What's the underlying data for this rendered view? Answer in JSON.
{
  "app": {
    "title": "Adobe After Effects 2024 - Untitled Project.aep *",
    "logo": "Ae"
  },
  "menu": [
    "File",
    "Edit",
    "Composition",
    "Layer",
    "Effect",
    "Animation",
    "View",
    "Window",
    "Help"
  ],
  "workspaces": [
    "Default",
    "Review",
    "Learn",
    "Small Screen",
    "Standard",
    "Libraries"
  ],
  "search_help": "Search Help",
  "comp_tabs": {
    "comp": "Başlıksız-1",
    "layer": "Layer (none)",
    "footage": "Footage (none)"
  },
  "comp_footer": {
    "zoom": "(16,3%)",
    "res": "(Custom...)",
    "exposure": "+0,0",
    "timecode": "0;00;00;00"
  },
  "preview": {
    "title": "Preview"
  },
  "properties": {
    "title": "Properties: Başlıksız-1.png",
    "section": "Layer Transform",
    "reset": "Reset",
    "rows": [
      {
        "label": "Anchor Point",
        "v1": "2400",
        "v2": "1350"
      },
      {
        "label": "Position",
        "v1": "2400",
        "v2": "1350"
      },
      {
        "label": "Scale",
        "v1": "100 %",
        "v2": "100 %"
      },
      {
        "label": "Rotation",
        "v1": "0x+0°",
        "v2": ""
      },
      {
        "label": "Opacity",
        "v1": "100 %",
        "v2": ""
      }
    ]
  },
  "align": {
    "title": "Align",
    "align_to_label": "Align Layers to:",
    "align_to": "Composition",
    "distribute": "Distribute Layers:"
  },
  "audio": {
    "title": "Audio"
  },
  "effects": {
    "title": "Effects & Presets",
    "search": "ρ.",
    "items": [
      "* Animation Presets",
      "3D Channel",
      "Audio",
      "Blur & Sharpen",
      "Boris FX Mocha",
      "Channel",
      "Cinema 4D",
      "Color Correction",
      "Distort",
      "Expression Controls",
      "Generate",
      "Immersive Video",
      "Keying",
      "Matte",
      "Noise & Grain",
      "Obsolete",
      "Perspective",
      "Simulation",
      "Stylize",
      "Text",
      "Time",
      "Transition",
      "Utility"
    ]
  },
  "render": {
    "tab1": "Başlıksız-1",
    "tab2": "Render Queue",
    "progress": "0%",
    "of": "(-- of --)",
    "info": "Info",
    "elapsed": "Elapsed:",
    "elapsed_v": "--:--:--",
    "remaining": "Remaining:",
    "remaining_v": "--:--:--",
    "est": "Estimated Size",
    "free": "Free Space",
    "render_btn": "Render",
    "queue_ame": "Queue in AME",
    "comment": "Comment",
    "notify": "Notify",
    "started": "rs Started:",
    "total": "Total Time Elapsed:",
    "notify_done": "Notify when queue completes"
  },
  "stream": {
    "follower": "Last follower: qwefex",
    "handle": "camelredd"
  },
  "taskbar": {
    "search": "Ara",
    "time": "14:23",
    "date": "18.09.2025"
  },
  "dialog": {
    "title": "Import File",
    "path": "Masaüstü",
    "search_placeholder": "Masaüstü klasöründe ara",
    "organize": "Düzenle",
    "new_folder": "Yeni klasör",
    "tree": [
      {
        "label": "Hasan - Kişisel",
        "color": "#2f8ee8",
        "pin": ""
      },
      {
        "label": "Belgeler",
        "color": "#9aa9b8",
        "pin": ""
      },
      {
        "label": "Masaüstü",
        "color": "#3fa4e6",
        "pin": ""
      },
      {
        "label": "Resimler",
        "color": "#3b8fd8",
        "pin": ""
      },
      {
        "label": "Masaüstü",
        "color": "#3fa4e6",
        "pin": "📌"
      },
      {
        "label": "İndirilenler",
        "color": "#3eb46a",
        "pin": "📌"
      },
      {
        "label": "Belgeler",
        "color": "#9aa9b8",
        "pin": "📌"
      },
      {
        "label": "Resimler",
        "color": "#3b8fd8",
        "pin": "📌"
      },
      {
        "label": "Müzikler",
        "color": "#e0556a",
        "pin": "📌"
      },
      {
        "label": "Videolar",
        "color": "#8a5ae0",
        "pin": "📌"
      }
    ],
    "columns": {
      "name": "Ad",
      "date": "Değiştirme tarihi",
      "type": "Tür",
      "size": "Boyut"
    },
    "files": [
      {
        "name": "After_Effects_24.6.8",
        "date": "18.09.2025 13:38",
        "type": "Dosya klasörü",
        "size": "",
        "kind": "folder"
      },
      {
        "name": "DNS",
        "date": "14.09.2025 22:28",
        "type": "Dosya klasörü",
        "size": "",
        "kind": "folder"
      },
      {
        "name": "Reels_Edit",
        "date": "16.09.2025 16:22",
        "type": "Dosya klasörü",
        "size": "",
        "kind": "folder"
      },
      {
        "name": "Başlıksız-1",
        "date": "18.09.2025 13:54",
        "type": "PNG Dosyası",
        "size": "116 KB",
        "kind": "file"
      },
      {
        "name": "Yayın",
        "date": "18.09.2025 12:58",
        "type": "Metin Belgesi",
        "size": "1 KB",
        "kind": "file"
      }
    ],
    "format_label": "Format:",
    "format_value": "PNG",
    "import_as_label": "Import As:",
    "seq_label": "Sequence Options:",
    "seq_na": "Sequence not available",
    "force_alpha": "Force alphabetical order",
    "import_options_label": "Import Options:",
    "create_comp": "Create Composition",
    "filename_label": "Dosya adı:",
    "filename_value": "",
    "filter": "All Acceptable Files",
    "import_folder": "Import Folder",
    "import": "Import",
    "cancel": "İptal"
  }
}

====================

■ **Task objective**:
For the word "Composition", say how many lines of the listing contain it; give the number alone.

■ **Reply to the exercise**:
3